Start of DATA EXTRACTS

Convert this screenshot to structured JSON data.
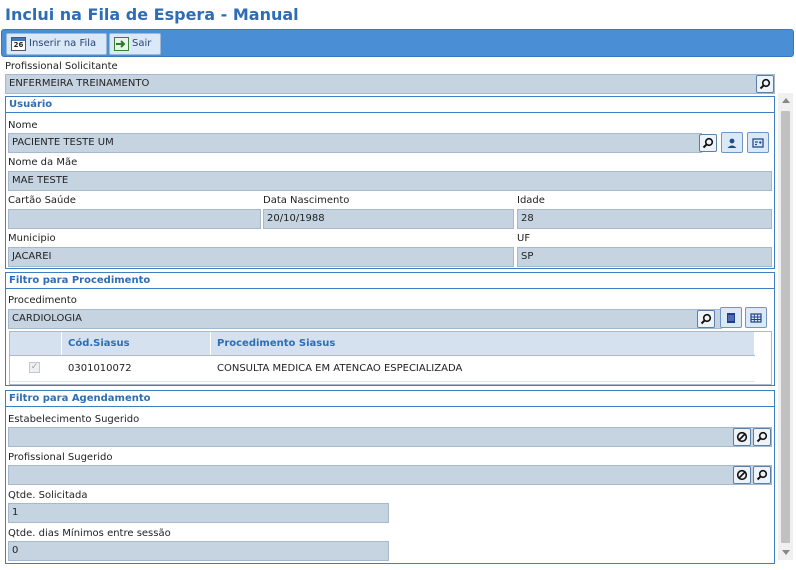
{
  "page": {
    "title": "Inclui na Fila de Espera - Manual"
  },
  "toolbar": {
    "insert_label": "Inserir na Fila",
    "insert_icon_text": "26",
    "exit_label": "Sair"
  },
  "profissional": {
    "label": "Profissional Solicitante",
    "value": "ENFERMEIRA TREINAMENTO"
  },
  "usuario": {
    "heading": "Usuário",
    "nome_label": "Nome",
    "nome_value": "PACIENTE TESTE UM",
    "mae_label": "Nome da Mãe",
    "mae_value": "MAE TESTE",
    "cartao_label": "Cartão Saúde",
    "cartao_value": "",
    "nasc_label": "Data Nascimento",
    "nasc_value": "20/10/1988",
    "idade_label": "Idade",
    "idade_value": "28",
    "municipio_label": "Municipio",
    "municipio_value": "JACAREI",
    "uf_label": "UF",
    "uf_value": "SP"
  },
  "procedimento": {
    "heading": "Filtro para Procedimento",
    "label": "Procedimento",
    "value": "CARDIOLOGIA",
    "grid": {
      "columns": [
        "Cód.Siasus",
        "Procedimento Siasus"
      ],
      "rows": [
        {
          "checked": true,
          "codigo": "0301010072",
          "descricao": "CONSULTA MEDICA EM ATENCAO ESPECIALIZADA"
        }
      ]
    }
  },
  "agendamento": {
    "heading": "Filtro para Agendamento",
    "estab_label": "Estabelecimento Sugerido",
    "estab_value": "",
    "prof_label": "Profissional Sugerido",
    "prof_value": "",
    "qtde_label": "Qtde. Solicitada",
    "qtde_value": "1",
    "dias_label": "Qtde. dias Mínimos entre sessão",
    "dias_value": "0"
  },
  "colors": {
    "accent": "#2e6db4",
    "toolbar": "#4a8fd6",
    "field_bg": "#c6d4e2"
  },
  "icons": {
    "search": "search-icon",
    "clear": "clear-icon",
    "person": "person-icon",
    "card": "card-icon",
    "list": "list-icon",
    "grid": "table-icon"
  }
}
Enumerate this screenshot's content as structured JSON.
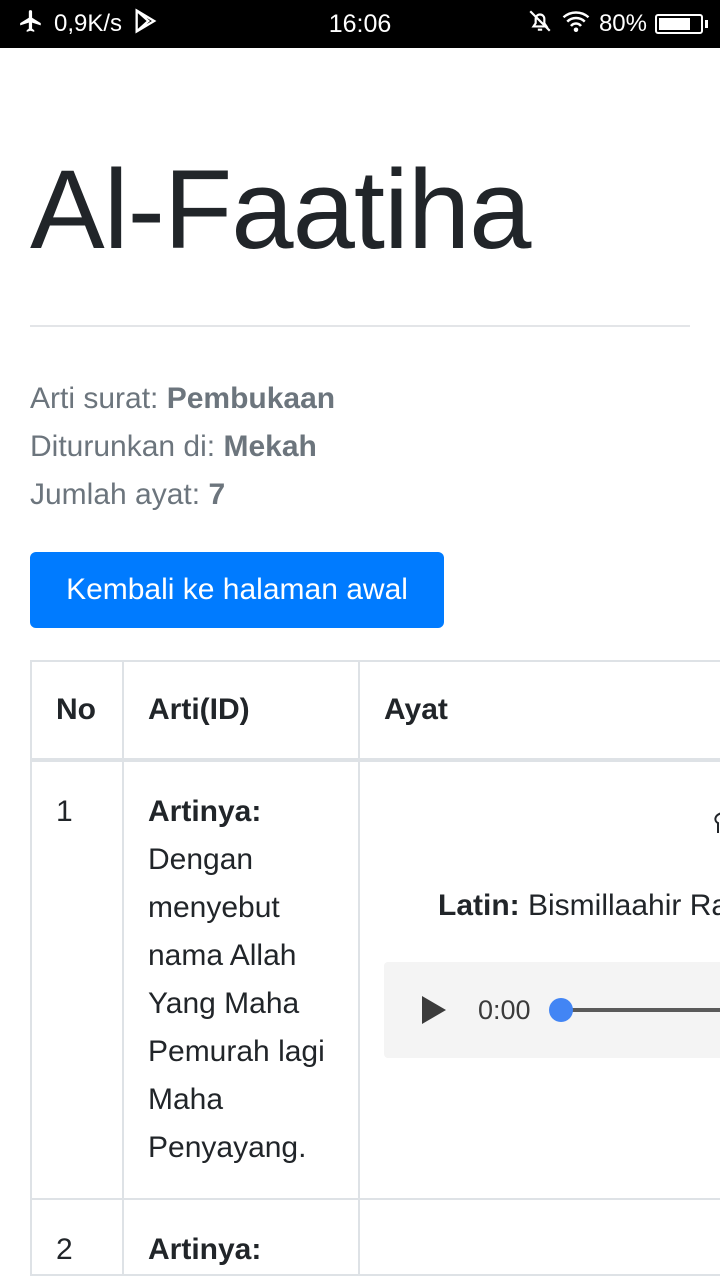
{
  "status_bar": {
    "network_speed": "0,9K/s",
    "time": "16:06",
    "battery_percent": "80%",
    "battery_level": 0.8
  },
  "surah": {
    "title": "Al-Faatiha",
    "meaning_label": "Arti surat:",
    "meaning": "Pembukaan",
    "revealed_label": "Diturunkan di:",
    "revealed": "Mekah",
    "verses_label": "Jumlah ayat:",
    "verses": "7"
  },
  "back_button": "Kembali ke halaman awal",
  "table": {
    "headers": [
      "No",
      "Arti(ID)",
      "Ayat"
    ],
    "rows": [
      {
        "no": "1",
        "arti_label": "Artinya:",
        "arti": "Dengan menyebut nama Allah Yang Maha Pemurah lagi Maha Penyayang.",
        "latin_label": "Latin:",
        "latin": "Bismillaahir Ra",
        "audio_time": "0:00"
      },
      {
        "no": "2",
        "arti_label": "Artinya:"
      }
    ]
  }
}
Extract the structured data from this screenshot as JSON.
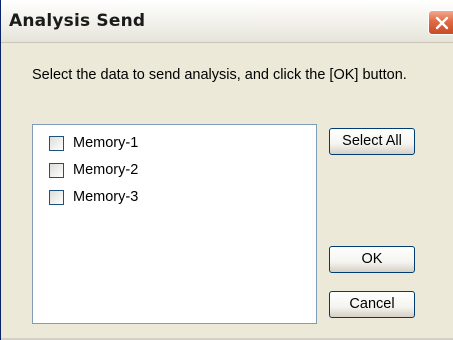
{
  "window": {
    "title": "Analysis Send"
  },
  "instruction": "Select the data to send analysis, and click the [OK] button.",
  "list": {
    "items": [
      {
        "label": "Memory-1",
        "checked": false
      },
      {
        "label": "Memory-2",
        "checked": false
      },
      {
        "label": "Memory-3",
        "checked": false
      }
    ]
  },
  "buttons": {
    "select_all": "Select All",
    "ok": "OK",
    "cancel": "Cancel"
  },
  "icons": {
    "close": "close-icon"
  },
  "colors": {
    "close_button": "#e06a44",
    "window_face": "#ece9d8",
    "list_border": "#7f9db9",
    "button_border": "#003c74"
  }
}
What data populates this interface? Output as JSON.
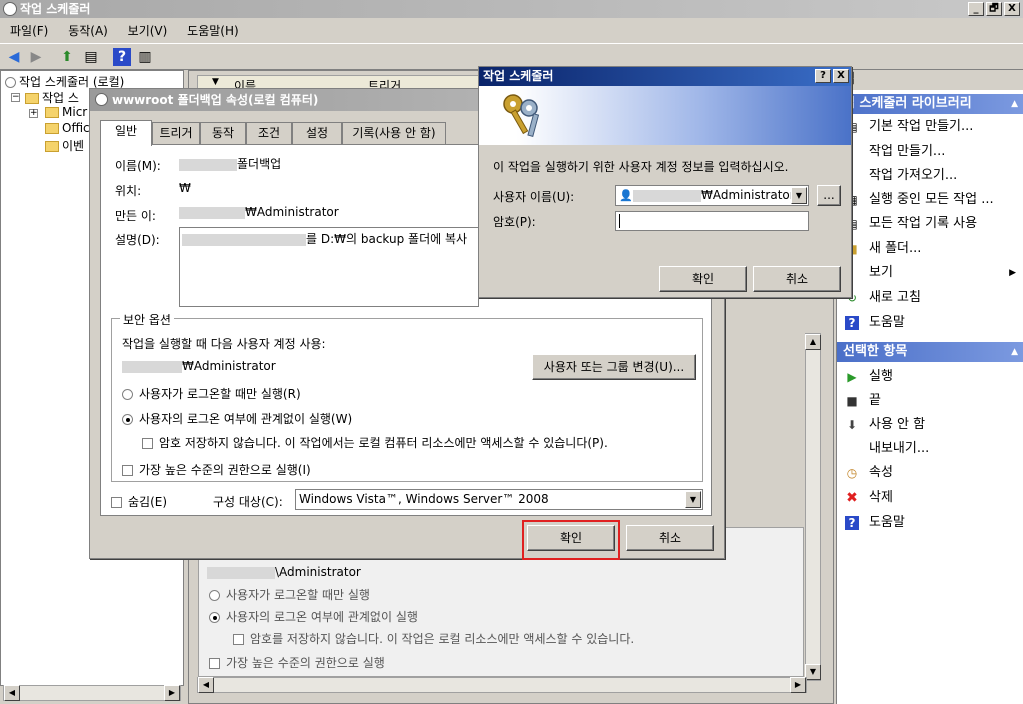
{
  "main_window": {
    "title": "작업 스케줄러",
    "controls": [
      "_",
      "🗗",
      "X"
    ]
  },
  "menu": [
    "파일(F)",
    "동작(A)",
    "보기(V)",
    "도움말(H)"
  ],
  "tree": {
    "root": "작업 스케줄러 (로컬)",
    "library": "작업 스",
    "children": [
      "Micr",
      "Offic",
      "이벤"
    ]
  },
  "center": {
    "columns": [
      "이름",
      "트리거"
    ],
    "lower": {
      "account_suffix": "\\Administrator",
      "radio_logon_only": "사용자가 로그온할 때만 실행",
      "radio_regardless": "사용자의 로그온 여부에 관계없이 실행",
      "check_no_password": "암호를 저장하지 않습니다. 이 작업은 로컬 리소스에만 액세스할 수 있습니다.",
      "check_highest": "가장 높은 수준의 권한으로 실행"
    }
  },
  "actions": {
    "header_partial": "업",
    "section_library": "업 스케줄러 라이브러리",
    "library_items": [
      "기본 작업 만들기...",
      "작업 만들기...",
      "작업 가져오기...",
      "실행 중인 모든 작업 ...",
      "모든 작업 기록 사용",
      "새 폴더...",
      "보기",
      "새로 고침",
      "도움말"
    ],
    "section_selected": "선택한 항목",
    "selected_items": [
      "실행",
      "끝",
      "사용 안 함",
      "내보내기...",
      "속성",
      "삭제",
      "도움말"
    ]
  },
  "props_dialog": {
    "title": "wwwroot 폴더백업 속성(로컬 컴퓨터)",
    "tabs": [
      "일반",
      "트리거",
      "동작",
      "조건",
      "설정",
      "기록(사용 안 함)"
    ],
    "name_label": "이름(M):",
    "name_value": "폴더백업",
    "location_label": "위치:",
    "location_value": "₩",
    "author_label": "만든 이:",
    "author_value": "₩Administrator",
    "desc_label": "설명(D):",
    "desc_value": "를 D:₩의 backup 폴더에 복사",
    "security_group": "보안 옵션",
    "security_run_as": "작업을 실행할 때 다음 사용자 계정 사용:",
    "security_account": "₩Administrator",
    "change_user_button": "사용자 또는 그룹 변경(U)...",
    "radio_logon_only": "사용자가 로그온할 때만 실행(R)",
    "radio_regardless": "사용자의 로그온 여부에 관계없이 실행(W)",
    "check_no_password": "암호 저장하지 않습니다. 이 작업에서는 로컬 컴퓨터 리소스에만 액세스할 수 있습니다(P).",
    "check_highest": "가장 높은 수준의 권한으로 실행(I)",
    "hidden_label": "숨김(E)",
    "configure_label": "구성 대상(C):",
    "configure_value": "Windows Vista™, Windows Server™ 2008",
    "ok": "확인",
    "cancel": "취소"
  },
  "cred_dialog": {
    "title": "작업 스케줄러",
    "help": "?",
    "close": "X",
    "prompt": "이 작업을 실행하기 위한 사용자 계정 정보를 입력하십시오.",
    "user_label": "사용자 이름(U):",
    "user_value": "₩Administrator",
    "browse": "...",
    "password_label": "암호(P):",
    "ok": "확인",
    "cancel": "취소"
  },
  "colors": {
    "highlight": "#e02020",
    "active_title": "#0a246a",
    "actions_header": "#4a6fc8"
  }
}
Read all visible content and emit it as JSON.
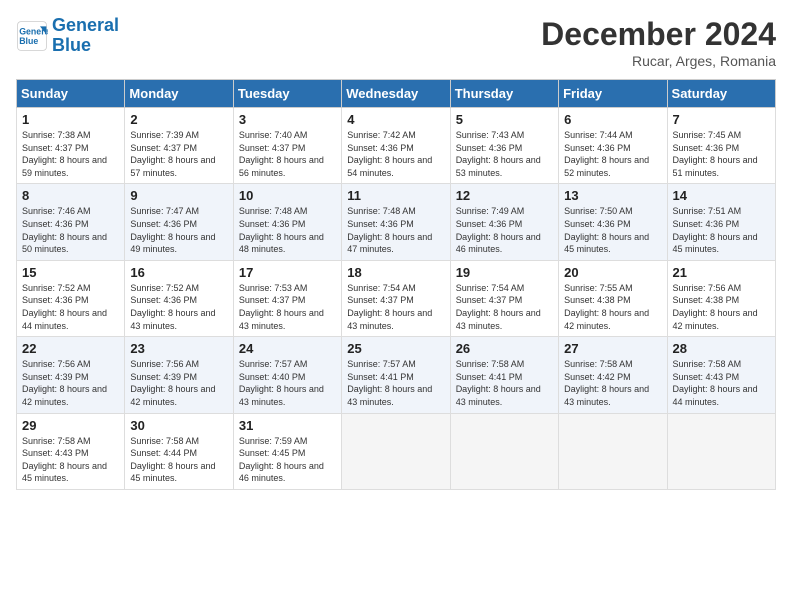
{
  "logo": {
    "line1": "General",
    "line2": "Blue"
  },
  "title": "December 2024",
  "subtitle": "Rucar, Arges, Romania",
  "weekdays": [
    "Sunday",
    "Monday",
    "Tuesday",
    "Wednesday",
    "Thursday",
    "Friday",
    "Saturday"
  ],
  "weeks": [
    [
      {
        "day": "1",
        "sunrise": "7:38 AM",
        "sunset": "4:37 PM",
        "daylight": "8 hours and 59 minutes."
      },
      {
        "day": "2",
        "sunrise": "7:39 AM",
        "sunset": "4:37 PM",
        "daylight": "8 hours and 57 minutes."
      },
      {
        "day": "3",
        "sunrise": "7:40 AM",
        "sunset": "4:37 PM",
        "daylight": "8 hours and 56 minutes."
      },
      {
        "day": "4",
        "sunrise": "7:42 AM",
        "sunset": "4:36 PM",
        "daylight": "8 hours and 54 minutes."
      },
      {
        "day": "5",
        "sunrise": "7:43 AM",
        "sunset": "4:36 PM",
        "daylight": "8 hours and 53 minutes."
      },
      {
        "day": "6",
        "sunrise": "7:44 AM",
        "sunset": "4:36 PM",
        "daylight": "8 hours and 52 minutes."
      },
      {
        "day": "7",
        "sunrise": "7:45 AM",
        "sunset": "4:36 PM",
        "daylight": "8 hours and 51 minutes."
      }
    ],
    [
      {
        "day": "8",
        "sunrise": "7:46 AM",
        "sunset": "4:36 PM",
        "daylight": "8 hours and 50 minutes."
      },
      {
        "day": "9",
        "sunrise": "7:47 AM",
        "sunset": "4:36 PM",
        "daylight": "8 hours and 49 minutes."
      },
      {
        "day": "10",
        "sunrise": "7:48 AM",
        "sunset": "4:36 PM",
        "daylight": "8 hours and 48 minutes."
      },
      {
        "day": "11",
        "sunrise": "7:48 AM",
        "sunset": "4:36 PM",
        "daylight": "8 hours and 47 minutes."
      },
      {
        "day": "12",
        "sunrise": "7:49 AM",
        "sunset": "4:36 PM",
        "daylight": "8 hours and 46 minutes."
      },
      {
        "day": "13",
        "sunrise": "7:50 AM",
        "sunset": "4:36 PM",
        "daylight": "8 hours and 45 minutes."
      },
      {
        "day": "14",
        "sunrise": "7:51 AM",
        "sunset": "4:36 PM",
        "daylight": "8 hours and 45 minutes."
      }
    ],
    [
      {
        "day": "15",
        "sunrise": "7:52 AM",
        "sunset": "4:36 PM",
        "daylight": "8 hours and 44 minutes."
      },
      {
        "day": "16",
        "sunrise": "7:52 AM",
        "sunset": "4:36 PM",
        "daylight": "8 hours and 43 minutes."
      },
      {
        "day": "17",
        "sunrise": "7:53 AM",
        "sunset": "4:37 PM",
        "daylight": "8 hours and 43 minutes."
      },
      {
        "day": "18",
        "sunrise": "7:54 AM",
        "sunset": "4:37 PM",
        "daylight": "8 hours and 43 minutes."
      },
      {
        "day": "19",
        "sunrise": "7:54 AM",
        "sunset": "4:37 PM",
        "daylight": "8 hours and 43 minutes."
      },
      {
        "day": "20",
        "sunrise": "7:55 AM",
        "sunset": "4:38 PM",
        "daylight": "8 hours and 42 minutes."
      },
      {
        "day": "21",
        "sunrise": "7:56 AM",
        "sunset": "4:38 PM",
        "daylight": "8 hours and 42 minutes."
      }
    ],
    [
      {
        "day": "22",
        "sunrise": "7:56 AM",
        "sunset": "4:39 PM",
        "daylight": "8 hours and 42 minutes."
      },
      {
        "day": "23",
        "sunrise": "7:56 AM",
        "sunset": "4:39 PM",
        "daylight": "8 hours and 42 minutes."
      },
      {
        "day": "24",
        "sunrise": "7:57 AM",
        "sunset": "4:40 PM",
        "daylight": "8 hours and 43 minutes."
      },
      {
        "day": "25",
        "sunrise": "7:57 AM",
        "sunset": "4:41 PM",
        "daylight": "8 hours and 43 minutes."
      },
      {
        "day": "26",
        "sunrise": "7:58 AM",
        "sunset": "4:41 PM",
        "daylight": "8 hours and 43 minutes."
      },
      {
        "day": "27",
        "sunrise": "7:58 AM",
        "sunset": "4:42 PM",
        "daylight": "8 hours and 43 minutes."
      },
      {
        "day": "28",
        "sunrise": "7:58 AM",
        "sunset": "4:43 PM",
        "daylight": "8 hours and 44 minutes."
      }
    ],
    [
      {
        "day": "29",
        "sunrise": "7:58 AM",
        "sunset": "4:43 PM",
        "daylight": "8 hours and 45 minutes."
      },
      {
        "day": "30",
        "sunrise": "7:58 AM",
        "sunset": "4:44 PM",
        "daylight": "8 hours and 45 minutes."
      },
      {
        "day": "31",
        "sunrise": "7:59 AM",
        "sunset": "4:45 PM",
        "daylight": "8 hours and 46 minutes."
      },
      null,
      null,
      null,
      null
    ]
  ],
  "labels": {
    "sunrise": "Sunrise:",
    "sunset": "Sunset:",
    "daylight": "Daylight:"
  }
}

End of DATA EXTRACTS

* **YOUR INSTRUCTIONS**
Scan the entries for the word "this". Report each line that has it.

* **EXPECTED ANSWER**
Convert this screenshot to structured JSON data.
Enumerate this screenshot's content as structured JSON.
Extract the structured data from this screenshot as JSON.
What data populates this interface? Output as JSON.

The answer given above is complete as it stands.